A new survey of nearly 40,000 scholars across the natural sciences, humanities, and social sciences shows that almost 90 percent of them believe open-access journals are good for the research community and the individual researcher. But charges for publishing and the perception that open-access journals are of lower quality than traditional publications deter scholars from the open-access route, according to the Study of Open Access Publishing report, by an international team of researchers.

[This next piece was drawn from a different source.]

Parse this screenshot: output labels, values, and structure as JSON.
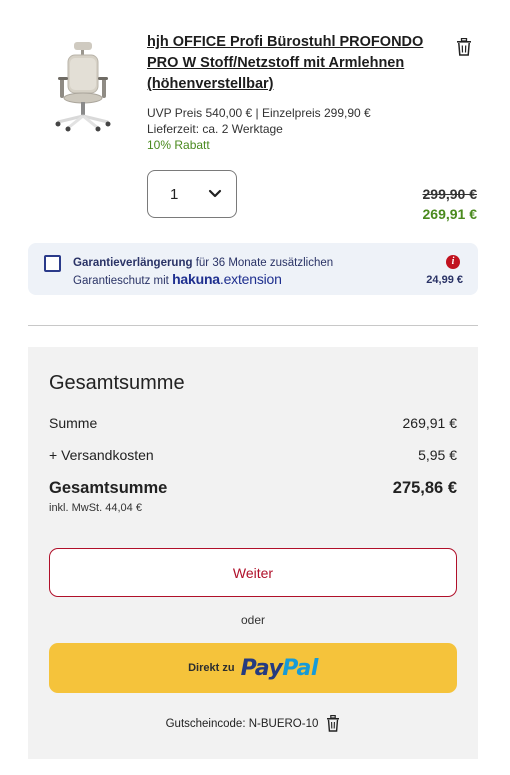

Abstract: The SOAP (Study of Open Access Publishing) project has run a large-scale survey of the attitudes of researchers on, and the experiences with, open access publishing. Around forty thousands answers were collected across disciplines and around the world, showing an overwhelming support for the idea of open access, while highlighting funding and (perceived) quality as the main barriers to publishing in open access journals. This article serves as an introduction to the survey and presents this and other highlights from a preliminary analysis of the survey responses. To allow a maximal re-use of the information collected by this survey, the data are hereby released under a CC0 waiver, so to allow libraries, publishers, funding agencies and academics to further analyse risks and opportunities, drivers and barriers, in the transition to open access publishing.